How to tell a story - storytelling with children
Storytelling 101- tip number one
Storytelling with children - start with simple, familiar things
Ok, maybe you don’t take your tea on a mushroom BUT I bet you can talk about tea. How it was a little bit hot when whoever was drinking it took the first sip or how the steam rose up in the shape of a... or how it was chilly out and (insert tea drinker) warmed his or her hands around the tea cup. Maybe there was a little snack with the tea and maybe someone had gotten up very early, just like the baker, and made the special treat and maybe the treat or snack is something you made recently in your home as well.
The actual prompt card from the October Tale with this image says this: Sitting around mushroom and toadstool tables they took their tea. The tea is made of flower petals and spices from the lands of summer and even further away than that. It reminded little summer gnome, for a minute, of home, but she was having so much fun... This conjures many images, doesn’t it? But if you start with what you know - simple, familiar things - you will find yourself weaving a Tale with magic and adventure in no time. It doesn’t have to be long, each card doesn’t have to be a whole story - but it can be if that’s what happens. There are an infinite number of possibilities that can come with each Tale. Yours will be perfect.
I’m pretty certain I’m taking refuge in the art and stories from my Tales - kind of escaping in my creating. I can’t even begin to fathom the pain, suffering and struggle people are experiencing from just what’s happened in the past month whether a natural disaster or people with guns. One thing I do know though, is that stories can help us talk about things with children in a way that they can grasp and process. Hopefully we keep our littles away from the news but they hear things and are very perceptive and intuitive people. Adding part of our reality to a story where the characters experience something hard and get through it can be very healing.
Another thing to remember is when you are creating a story and leave the imagery to the child, they will only imagine what is within their own personal boundaries. Maybe something is a little scary, but only as scary as they can handle. Give them an image of something scary and it can be way more than they are able to deal with or process. Does that make sense?
Most of the time storytelling is a delightful, light-filled experience. Sometimes it brings us into the dark and guides us back out with a safe, strong hand.
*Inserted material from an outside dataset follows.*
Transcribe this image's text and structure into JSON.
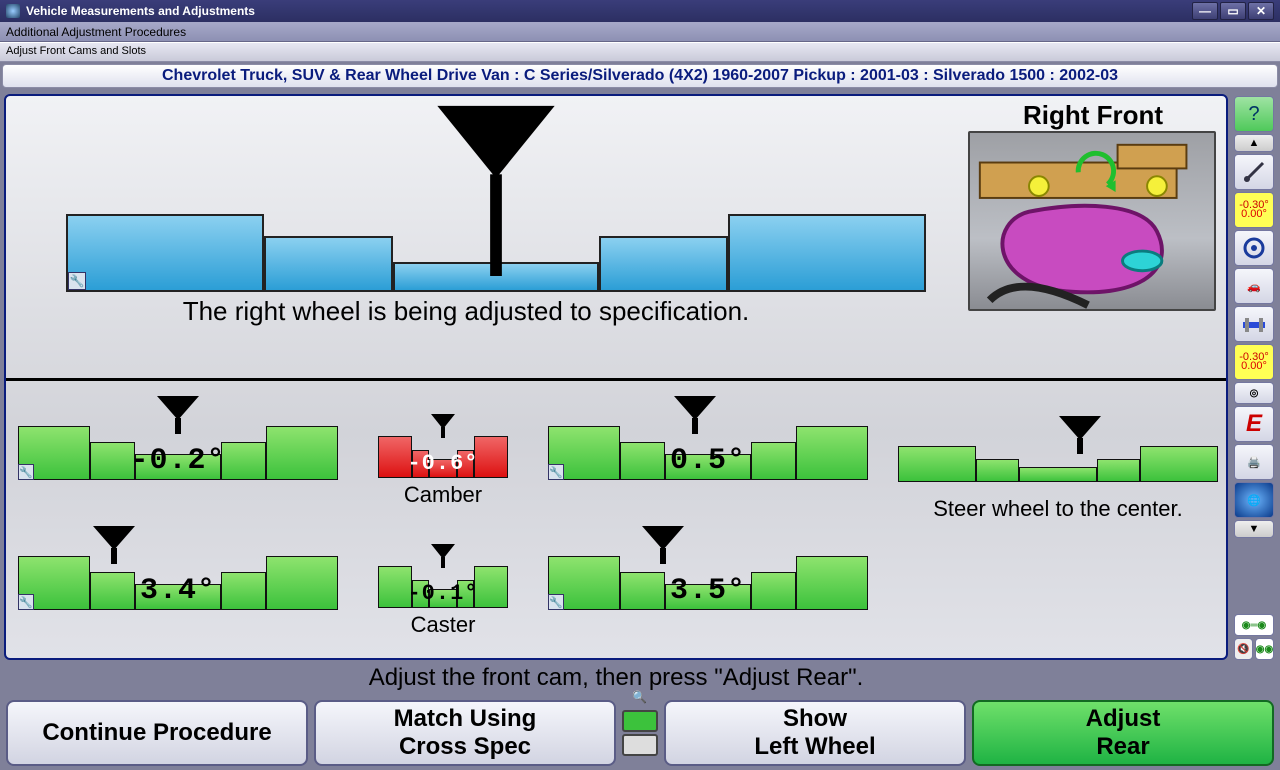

Be courageous with your storytelling, use magic and give the children - and yourself - the belief that everything will be ok 💛
Twelve Little Tales is a project to spread the art of storytelling far and wide.